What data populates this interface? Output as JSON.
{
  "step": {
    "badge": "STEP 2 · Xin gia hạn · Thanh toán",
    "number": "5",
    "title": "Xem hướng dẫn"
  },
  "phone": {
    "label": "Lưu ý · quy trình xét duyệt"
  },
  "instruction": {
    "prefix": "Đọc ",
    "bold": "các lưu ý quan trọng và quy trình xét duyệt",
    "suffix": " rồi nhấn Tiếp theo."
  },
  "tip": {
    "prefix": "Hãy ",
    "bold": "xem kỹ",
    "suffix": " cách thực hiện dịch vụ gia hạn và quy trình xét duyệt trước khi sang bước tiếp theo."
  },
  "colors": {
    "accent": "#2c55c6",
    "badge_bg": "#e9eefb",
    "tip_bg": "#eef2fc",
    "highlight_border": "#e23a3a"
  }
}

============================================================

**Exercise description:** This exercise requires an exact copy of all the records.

**Solution below:**
What data populates this interface? Output as JSON.
{
  "step": {
    "badge": "STEP 2 · Xin gia hạn · Thanh toán",
    "number": "5",
    "title": "Xem hướng dẫn"
  },
  "phone": {
    "label": "Lưu ý · quy trình xét duyệt"
  },
  "instruction": {
    "prefix": "Đọc ",
    "bold": "các lưu ý quan trọng và quy trình xét duyệt",
    "suffix": " rồi nhấn Tiếp theo."
  },
  "tip": {
    "prefix": "Hãy ",
    "bold": "xem kỹ",
    "suffix": " cách thực hiện dịch vụ gia hạn và quy trình xét duyệt trước khi sang bước tiếp theo."
  },
  "colors": {
    "accent": "#2c55c6",
    "badge_bg": "#e9eefb",
    "tip_bg": "#eef2fc",
    "highlight_border": "#e23a3a"
  }
}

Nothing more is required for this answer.